_Data provided:_
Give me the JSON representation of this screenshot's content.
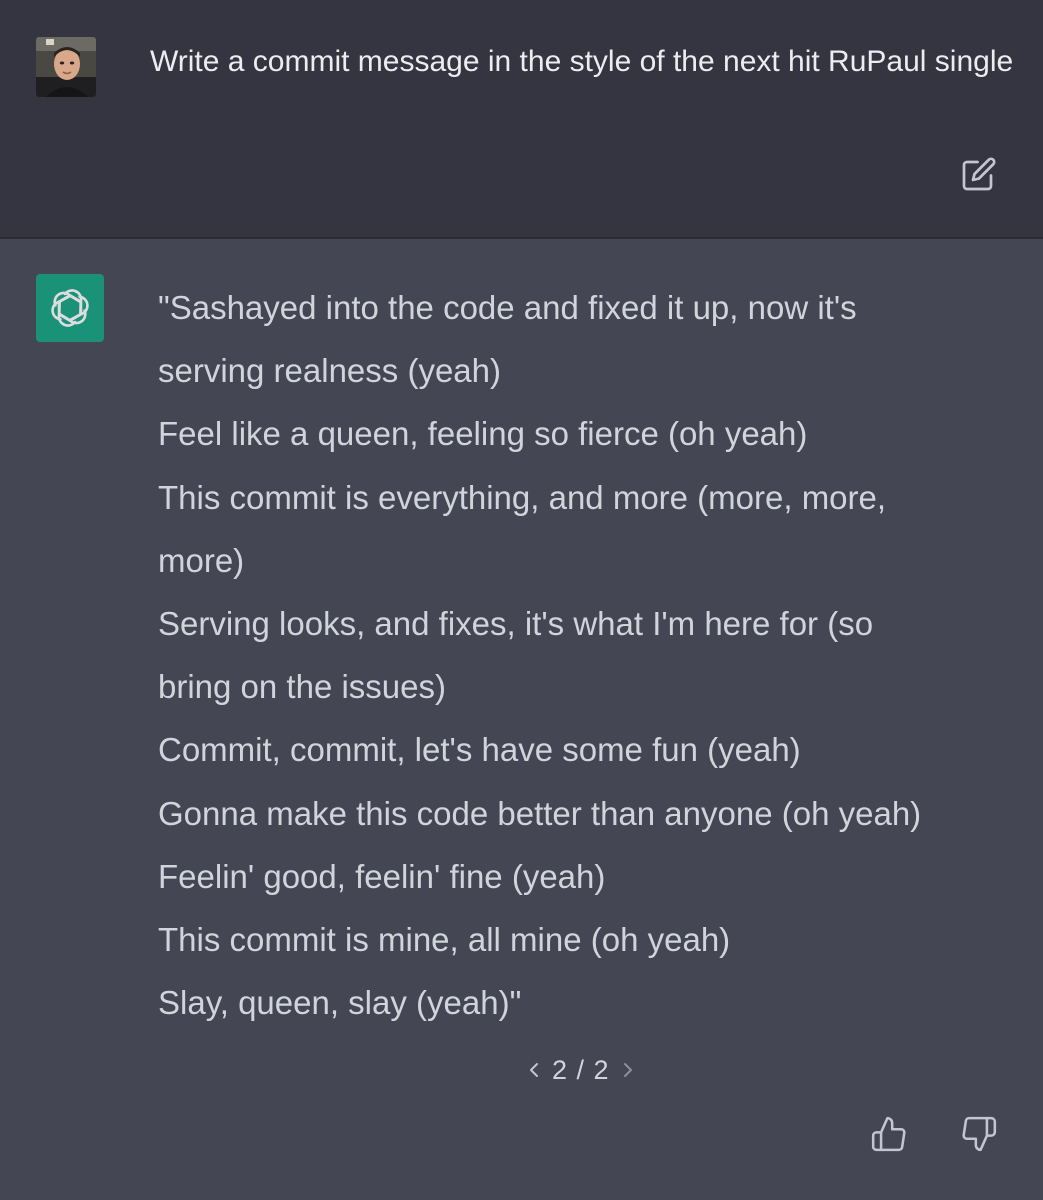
{
  "user_message": {
    "text": "Write a commit message in the style of the next hit RuPaul single",
    "avatar_icon": "user-avatar-photo",
    "edit_icon": "edit-icon"
  },
  "assistant_message": {
    "avatar_icon": "openai-logo-icon",
    "lines": [
      "\"Sashayed into the code and fixed it up, now it's",
      "serving realness (yeah)",
      "Feel like a queen, feeling so fierce (oh yeah)",
      "This commit is everything, and more (more, more,",
      "more)",
      "Serving looks, and fixes, it's what I'm here for (so",
      "bring on the issues)",
      "Commit, commit, let's have some fun (yeah)",
      "Gonna make this code better than anyone (oh yeah)",
      "Feelin' good, feelin' fine (yeah)",
      "This commit is mine, all mine (oh yeah)",
      "Slay, queen, slay (yeah)\""
    ],
    "pager": {
      "prev_icon": "chevron-left-icon",
      "label": "2 / 2",
      "next_icon": "chevron-right-icon"
    },
    "feedback": {
      "thumbs_up_icon": "thumbs-up-icon",
      "thumbs_down_icon": "thumbs-down-icon"
    }
  },
  "colors": {
    "user_bg": "#343541",
    "assistant_bg": "#444654",
    "brand_green": "#10a37f",
    "text": "#d1d5db"
  }
}
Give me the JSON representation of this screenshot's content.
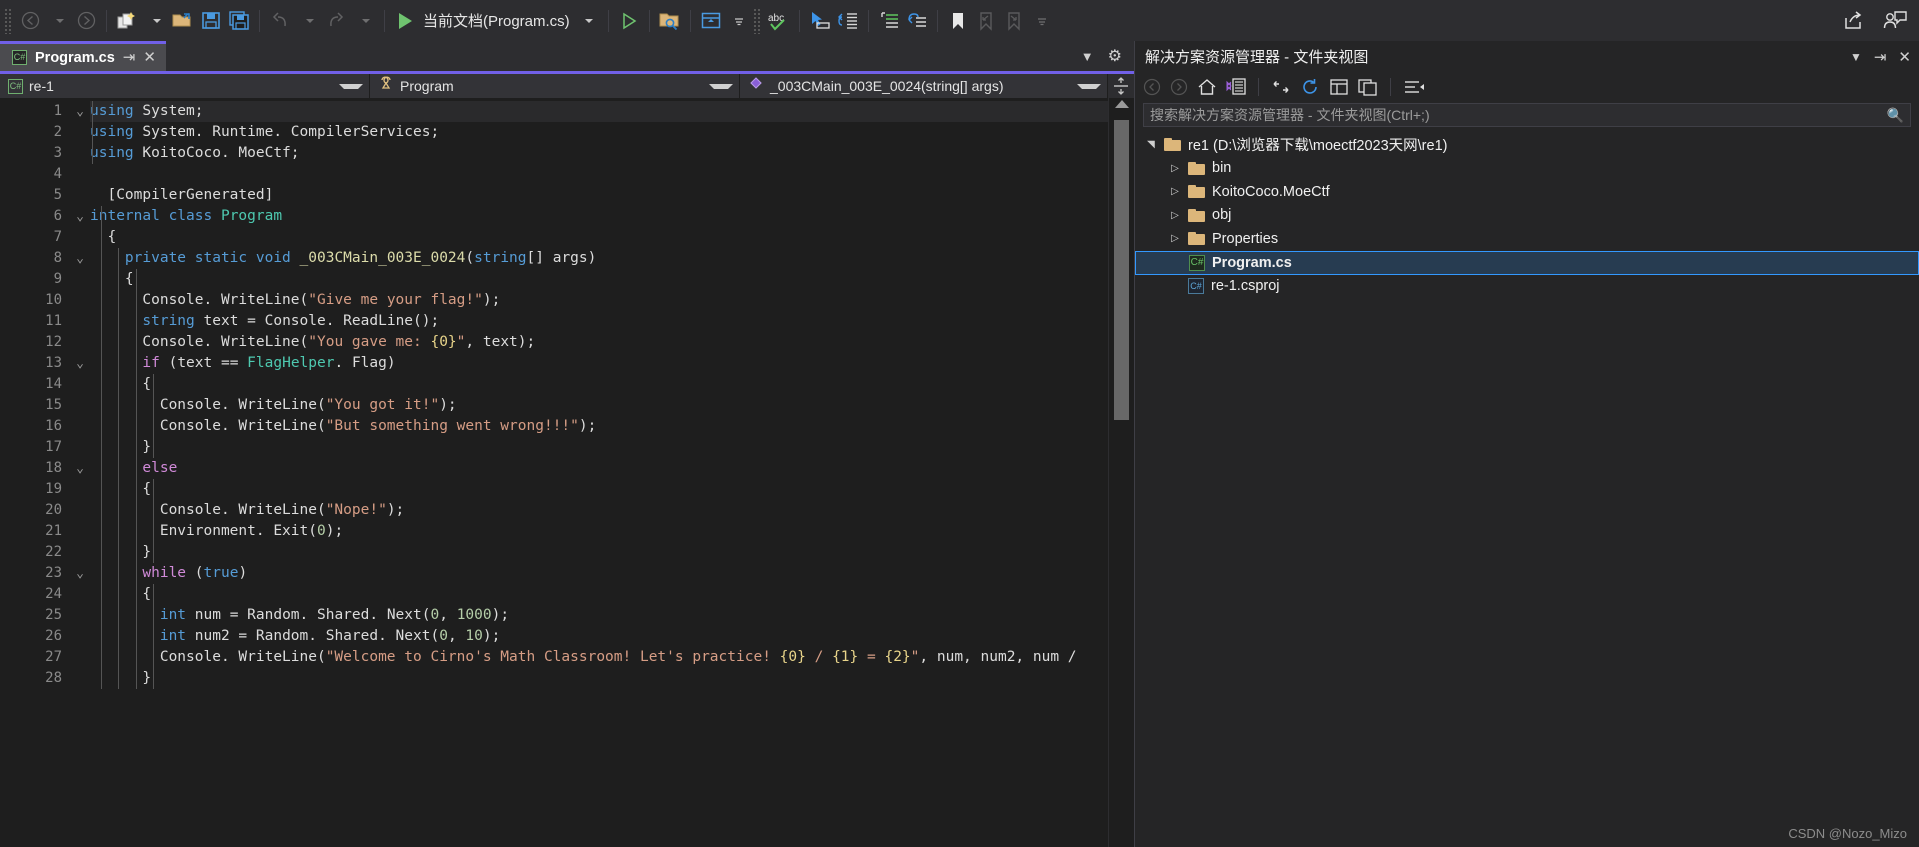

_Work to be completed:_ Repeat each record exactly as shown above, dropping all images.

_Response below:_
Give me the JSON representation of this screenshot's content.
{
  "user_message": {
    "text": "Write a commit message in the style of the next hit RuPaul single",
    "avatar_icon": "user-avatar-photo",
    "edit_icon": "edit-icon"
  },
  "assistant_message": {
    "avatar_icon": "openai-logo-icon",
    "lines": [
      "\"Sashayed into the code and fixed it up, now it's",
      "serving realness (yeah)",
      "Feel like a queen, feeling so fierce (oh yeah)",
      "This commit is everything, and more (more, more,",
      "more)",
      "Serving looks, and fixes, it's what I'm here for (so",
      "bring on the issues)",
      "Commit, commit, let's have some fun (yeah)",
      "Gonna make this code better than anyone (oh yeah)",
      "Feelin' good, feelin' fine (yeah)",
      "This commit is mine, all mine (oh yeah)",
      "Slay, queen, slay (yeah)\""
    ],
    "pager": {
      "prev_icon": "chevron-left-icon",
      "label": "2 / 2",
      "next_icon": "chevron-right-icon"
    },
    "feedback": {
      "thumbs_up_icon": "thumbs-up-icon",
      "thumbs_down_icon": "thumbs-down-icon"
    }
  },
  "colors": {
    "user_bg": "#343541",
    "assistant_bg": "#444654",
    "brand_green": "#10a37f",
    "text": "#d1d5db"
  }
}
Give me the JSON representation of this screenshot's content.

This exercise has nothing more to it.